Remembering Mark Wilson

Mark200x200Many of us in the SLU community are remembering Mark Wilson this week, a cherished colleague and friend who died very unexpectedly one year ago. Mark was an associate professor in the theatre program and taught undergraduate courses on performance, lighting, and design. At the time of his death, there was an outpouring of stories paying tribute to his remarkable ability to use theatre to connect with students, inspire innovative collaborations across campus, and bring people together. You can read examples of these tributes by clicking here and here.

Mark had a special relationship with the Reinert Center. In addition to participating in several of our teaching institutes and workshops over the years, he was named an Innovative Teaching Fellow in 2015 and taught a theatre course in the Learning Studio in 2016. You can read more about the fellowship by clicking here and watch a video of Mark reflecting on his fellowship experience by clicking here. We feel incredibly fortunate to have had the opportunity to work with Mark in this capacity and continue to mourn the loss of someone who believed so strongly in our mission and found such value in our work.

As a tribute to Mark, next week’s blog post will focus on the use of theatre activities to support student learning across disciplines and teaching situations. Special attention will be given to Augusto Boal’s Theatre of the Oppressed, a text that Mark discovered during his Innovative Teaching Fellowship and found particularly useful for aligning the goals of his course with the Jesuit tradition of social justice and caring for the whole person. Developing, sharing, and using these resources is one small way that we can remember Mark and ensure that his teaching legacy lives on.

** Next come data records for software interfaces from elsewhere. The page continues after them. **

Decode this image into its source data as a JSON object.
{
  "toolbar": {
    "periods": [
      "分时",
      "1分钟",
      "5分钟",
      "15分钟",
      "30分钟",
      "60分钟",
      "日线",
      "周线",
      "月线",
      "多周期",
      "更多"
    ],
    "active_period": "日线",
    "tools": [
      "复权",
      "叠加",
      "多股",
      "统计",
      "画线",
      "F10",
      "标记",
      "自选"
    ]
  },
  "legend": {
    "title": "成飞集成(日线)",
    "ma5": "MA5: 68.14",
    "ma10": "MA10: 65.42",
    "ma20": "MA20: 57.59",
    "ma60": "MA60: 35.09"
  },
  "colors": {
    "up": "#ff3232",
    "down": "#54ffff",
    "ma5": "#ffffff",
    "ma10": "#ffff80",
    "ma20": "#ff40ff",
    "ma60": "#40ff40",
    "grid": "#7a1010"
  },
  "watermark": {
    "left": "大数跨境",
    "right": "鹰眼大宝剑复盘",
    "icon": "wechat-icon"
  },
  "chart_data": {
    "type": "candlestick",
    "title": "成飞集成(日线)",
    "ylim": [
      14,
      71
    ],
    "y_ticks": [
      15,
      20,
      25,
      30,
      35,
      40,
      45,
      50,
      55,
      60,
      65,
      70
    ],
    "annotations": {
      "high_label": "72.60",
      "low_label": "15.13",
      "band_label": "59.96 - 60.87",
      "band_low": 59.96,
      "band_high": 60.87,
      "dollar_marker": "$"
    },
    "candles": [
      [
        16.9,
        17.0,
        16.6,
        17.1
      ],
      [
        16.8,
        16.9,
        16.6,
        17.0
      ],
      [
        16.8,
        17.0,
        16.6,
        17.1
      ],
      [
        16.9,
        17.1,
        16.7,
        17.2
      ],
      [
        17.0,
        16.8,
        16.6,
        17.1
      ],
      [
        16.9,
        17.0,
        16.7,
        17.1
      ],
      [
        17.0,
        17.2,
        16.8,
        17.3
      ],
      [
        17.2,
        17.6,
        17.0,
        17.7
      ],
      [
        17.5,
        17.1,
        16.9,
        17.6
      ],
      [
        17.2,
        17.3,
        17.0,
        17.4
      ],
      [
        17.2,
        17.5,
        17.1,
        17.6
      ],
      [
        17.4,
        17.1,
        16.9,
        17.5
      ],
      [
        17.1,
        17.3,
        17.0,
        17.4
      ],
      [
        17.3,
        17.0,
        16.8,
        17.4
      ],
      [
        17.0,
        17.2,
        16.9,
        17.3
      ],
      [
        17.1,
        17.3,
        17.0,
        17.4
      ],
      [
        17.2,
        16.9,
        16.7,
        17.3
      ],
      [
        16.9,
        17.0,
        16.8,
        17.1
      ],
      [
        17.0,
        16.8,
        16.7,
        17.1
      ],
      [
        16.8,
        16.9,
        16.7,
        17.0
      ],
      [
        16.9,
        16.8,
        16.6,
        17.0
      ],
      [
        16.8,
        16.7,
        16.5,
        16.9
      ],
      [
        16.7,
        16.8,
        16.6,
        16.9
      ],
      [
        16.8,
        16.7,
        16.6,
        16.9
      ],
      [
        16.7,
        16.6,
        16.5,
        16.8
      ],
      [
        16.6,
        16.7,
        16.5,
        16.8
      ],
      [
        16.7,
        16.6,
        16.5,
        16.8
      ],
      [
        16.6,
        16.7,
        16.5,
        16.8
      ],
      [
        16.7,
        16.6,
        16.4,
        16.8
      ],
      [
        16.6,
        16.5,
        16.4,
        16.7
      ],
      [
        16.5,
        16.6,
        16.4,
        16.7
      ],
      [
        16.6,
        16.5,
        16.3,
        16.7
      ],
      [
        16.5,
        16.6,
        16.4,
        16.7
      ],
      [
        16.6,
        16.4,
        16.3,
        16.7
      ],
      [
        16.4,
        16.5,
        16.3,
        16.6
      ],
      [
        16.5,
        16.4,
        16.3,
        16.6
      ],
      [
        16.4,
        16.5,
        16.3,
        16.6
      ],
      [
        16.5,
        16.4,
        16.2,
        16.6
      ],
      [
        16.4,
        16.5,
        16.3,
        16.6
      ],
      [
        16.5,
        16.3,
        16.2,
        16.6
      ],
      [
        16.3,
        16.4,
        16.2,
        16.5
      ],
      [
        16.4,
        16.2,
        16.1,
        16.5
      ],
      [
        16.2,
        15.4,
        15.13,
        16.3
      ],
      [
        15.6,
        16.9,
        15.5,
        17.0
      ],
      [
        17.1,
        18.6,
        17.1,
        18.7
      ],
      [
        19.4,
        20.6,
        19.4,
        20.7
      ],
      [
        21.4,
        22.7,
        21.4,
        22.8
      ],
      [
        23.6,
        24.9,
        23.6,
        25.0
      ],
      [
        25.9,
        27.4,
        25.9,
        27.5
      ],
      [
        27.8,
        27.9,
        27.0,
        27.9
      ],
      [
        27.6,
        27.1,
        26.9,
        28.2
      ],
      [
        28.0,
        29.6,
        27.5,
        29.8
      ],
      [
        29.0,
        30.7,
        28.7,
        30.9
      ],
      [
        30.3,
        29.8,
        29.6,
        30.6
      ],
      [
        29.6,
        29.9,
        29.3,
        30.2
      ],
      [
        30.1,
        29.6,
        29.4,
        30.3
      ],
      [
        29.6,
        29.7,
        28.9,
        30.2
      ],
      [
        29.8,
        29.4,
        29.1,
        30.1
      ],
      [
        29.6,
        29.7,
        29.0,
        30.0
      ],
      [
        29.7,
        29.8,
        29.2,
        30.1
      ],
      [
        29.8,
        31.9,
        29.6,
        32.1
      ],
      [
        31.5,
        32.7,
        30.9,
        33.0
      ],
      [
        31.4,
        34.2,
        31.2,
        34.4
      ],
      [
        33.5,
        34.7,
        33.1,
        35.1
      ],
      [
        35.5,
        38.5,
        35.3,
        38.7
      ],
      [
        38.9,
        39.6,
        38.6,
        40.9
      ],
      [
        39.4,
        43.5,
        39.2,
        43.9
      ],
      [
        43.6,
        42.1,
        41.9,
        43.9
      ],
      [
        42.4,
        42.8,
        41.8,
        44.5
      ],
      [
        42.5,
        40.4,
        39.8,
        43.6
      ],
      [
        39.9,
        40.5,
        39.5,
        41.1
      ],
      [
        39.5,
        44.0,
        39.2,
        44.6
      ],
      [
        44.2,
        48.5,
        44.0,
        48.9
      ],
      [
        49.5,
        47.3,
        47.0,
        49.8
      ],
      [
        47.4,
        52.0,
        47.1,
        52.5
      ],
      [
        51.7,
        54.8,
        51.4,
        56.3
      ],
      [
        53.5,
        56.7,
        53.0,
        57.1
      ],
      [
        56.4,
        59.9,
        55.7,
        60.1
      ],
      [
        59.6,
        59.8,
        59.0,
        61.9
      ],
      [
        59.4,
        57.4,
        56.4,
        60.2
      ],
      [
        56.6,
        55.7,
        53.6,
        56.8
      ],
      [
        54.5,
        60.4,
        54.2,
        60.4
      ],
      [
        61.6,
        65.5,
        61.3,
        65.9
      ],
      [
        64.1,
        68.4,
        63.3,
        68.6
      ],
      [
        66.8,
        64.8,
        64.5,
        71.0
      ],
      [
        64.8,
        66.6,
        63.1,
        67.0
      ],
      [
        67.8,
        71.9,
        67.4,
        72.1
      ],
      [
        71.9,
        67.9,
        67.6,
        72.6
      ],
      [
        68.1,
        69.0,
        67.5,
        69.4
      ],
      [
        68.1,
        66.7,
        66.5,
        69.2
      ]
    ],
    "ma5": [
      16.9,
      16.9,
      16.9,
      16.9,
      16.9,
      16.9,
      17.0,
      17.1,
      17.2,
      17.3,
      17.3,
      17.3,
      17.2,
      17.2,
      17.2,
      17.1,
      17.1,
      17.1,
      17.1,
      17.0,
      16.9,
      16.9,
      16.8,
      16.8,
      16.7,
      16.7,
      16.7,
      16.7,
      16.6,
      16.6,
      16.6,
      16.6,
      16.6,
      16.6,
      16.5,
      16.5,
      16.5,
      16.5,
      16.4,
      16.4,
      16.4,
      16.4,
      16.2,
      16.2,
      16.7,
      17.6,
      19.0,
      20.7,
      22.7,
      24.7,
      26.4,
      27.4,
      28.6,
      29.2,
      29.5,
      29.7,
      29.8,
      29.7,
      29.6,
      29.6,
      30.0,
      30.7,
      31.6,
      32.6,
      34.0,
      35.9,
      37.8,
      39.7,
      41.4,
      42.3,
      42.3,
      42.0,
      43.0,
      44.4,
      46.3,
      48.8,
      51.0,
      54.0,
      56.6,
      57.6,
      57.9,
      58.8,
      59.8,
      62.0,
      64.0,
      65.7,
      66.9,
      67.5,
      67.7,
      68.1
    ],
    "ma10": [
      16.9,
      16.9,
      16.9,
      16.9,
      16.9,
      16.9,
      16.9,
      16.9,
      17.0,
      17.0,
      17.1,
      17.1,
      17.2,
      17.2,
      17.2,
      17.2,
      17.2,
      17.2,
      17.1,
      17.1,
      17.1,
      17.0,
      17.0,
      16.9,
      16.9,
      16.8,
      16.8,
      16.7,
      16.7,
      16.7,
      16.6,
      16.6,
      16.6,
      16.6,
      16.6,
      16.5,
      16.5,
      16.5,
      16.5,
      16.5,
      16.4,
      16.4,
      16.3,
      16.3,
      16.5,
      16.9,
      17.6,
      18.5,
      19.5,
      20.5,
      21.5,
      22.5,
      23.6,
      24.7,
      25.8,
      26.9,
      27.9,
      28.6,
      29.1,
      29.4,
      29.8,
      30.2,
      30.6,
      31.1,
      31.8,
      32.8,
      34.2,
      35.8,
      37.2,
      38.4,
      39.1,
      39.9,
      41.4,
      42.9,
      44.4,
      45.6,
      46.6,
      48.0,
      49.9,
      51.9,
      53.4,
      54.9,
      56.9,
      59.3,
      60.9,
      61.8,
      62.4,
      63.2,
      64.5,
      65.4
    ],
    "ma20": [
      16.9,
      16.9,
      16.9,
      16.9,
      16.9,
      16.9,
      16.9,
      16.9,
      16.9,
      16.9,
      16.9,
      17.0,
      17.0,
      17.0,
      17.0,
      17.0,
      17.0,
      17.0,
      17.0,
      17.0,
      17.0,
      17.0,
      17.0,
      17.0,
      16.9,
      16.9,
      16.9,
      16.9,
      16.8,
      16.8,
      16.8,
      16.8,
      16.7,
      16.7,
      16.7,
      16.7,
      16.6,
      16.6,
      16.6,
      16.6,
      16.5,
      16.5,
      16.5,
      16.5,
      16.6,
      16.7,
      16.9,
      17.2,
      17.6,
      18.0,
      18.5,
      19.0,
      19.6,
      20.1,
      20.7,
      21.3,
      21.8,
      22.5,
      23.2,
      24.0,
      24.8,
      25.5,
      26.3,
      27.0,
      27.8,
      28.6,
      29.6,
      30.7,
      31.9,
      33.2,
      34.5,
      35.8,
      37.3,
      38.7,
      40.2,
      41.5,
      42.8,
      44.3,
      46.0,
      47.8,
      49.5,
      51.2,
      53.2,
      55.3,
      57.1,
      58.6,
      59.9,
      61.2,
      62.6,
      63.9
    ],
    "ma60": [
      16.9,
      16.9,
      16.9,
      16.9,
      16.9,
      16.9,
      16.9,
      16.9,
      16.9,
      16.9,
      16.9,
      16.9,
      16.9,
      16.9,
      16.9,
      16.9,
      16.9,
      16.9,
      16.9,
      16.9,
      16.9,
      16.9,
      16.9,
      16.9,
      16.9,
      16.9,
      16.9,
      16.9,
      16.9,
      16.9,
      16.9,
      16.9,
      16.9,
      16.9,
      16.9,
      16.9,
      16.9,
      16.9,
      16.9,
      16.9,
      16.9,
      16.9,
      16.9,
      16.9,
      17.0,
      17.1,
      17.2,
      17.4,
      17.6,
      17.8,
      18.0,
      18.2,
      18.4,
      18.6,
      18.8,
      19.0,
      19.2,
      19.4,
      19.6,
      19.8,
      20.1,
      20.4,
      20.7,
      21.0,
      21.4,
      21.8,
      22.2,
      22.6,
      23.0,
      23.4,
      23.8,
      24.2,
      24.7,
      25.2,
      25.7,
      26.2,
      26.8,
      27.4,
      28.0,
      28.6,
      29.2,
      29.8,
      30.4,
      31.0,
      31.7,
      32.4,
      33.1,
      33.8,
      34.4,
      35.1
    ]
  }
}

Please use the comments section below to share your memories of Mark Wilson and the impact he made on SLU’s teaching and learning community.

4 Responses to “Remembering Mark Wilson”

  1. I have many memories of Mark, particularly his way of engaging and contributing in workshops and institutes. Mark brought a spirit of openness and curiosity to every session, even when the topic was one he himself could have led a workshop on. He treated every event as an occasion for learning.

    One of my clearest memories of Mark is from a small workshop I led on developing a graphic syllabus. He was at a whiteboard, sketching out all the parts of his course and their relationships to one another, and his excitement and energy just kept building. As he shared some of his insights from the exercise, his passion for teaching and for reaching all students was so alive, so visible.

    Mark’s positive energy and willingness to learn something new characterize virtually every encounter I had with him. His absence is deeply felt by the entire SLU community.

  2. I was Mark’s Instructional Developer during his teaching fellowship through the Reinert Center, but I first encountered him when I was an undergraduate student at SLU in 2001. I was a member of the newly-formed men’s a cappella group the Bare Naked Statues and we were preparing for our first concert in Xavier Auditorium. Mark was a huge advocate for us throughout the process – and even volunteered his time to design (and run!) lighting for two weekend shows. He truly wanted us to thrive as a new student organization at SLU. The continued existence and success of the Bare Naked Statues – and so many other performance-based groups on this campus – would not have been possible without Mark’s selfless mentoring and support. He is greatly missed.

  3. Mark took so much time to mentor me when I started teaching at SLU – though he always spoke to me like I might know more than him. He had a total respect for human beings, and talked and listened to people with the pretense that we were full of brilliant ideas. For some reason right now, the memory that dominates my thoughts is his Halloween class. He would fill our smaller theatre with stage tricks – flying bats, paintings that came alive, and bubbling cauldrons. Then he would teach the students about how these different special effects worked. I would bring my intro classes to his Halloween set-up. I remember learning from him that the difference between a smoking cauldron and a bubbling cauldron is the addition of dish soap (the base is water, into which you add dry ice). I really miss Mark, and I know my colleagues and our students do too. We are lucky to have known him and to have learned from him to keep our heads in the clouds.
    Thank you for writing about him.

  4. I had the pleasure of getting to know Mark through his work at the Reinert Center. He was always generous with his time, open to new experiences, and most of all, kind. Never one to shy away from helping others, Mark’s enthusiasm was infectious. I look back fondly at some of our conversations and marvel at how quickly they evolved into exciting new ideas. Mark’s impact as an educator was also felt outside of campus. For example, during the Focus on Technology and Teaching Conferences at UMSL, Mark quickly gained a reputation as a creative presenter on experience-based teaching. His enthusiasm for teaching and positive energy made him one of the conference’s star presenters and his impact on the conference is still being felt.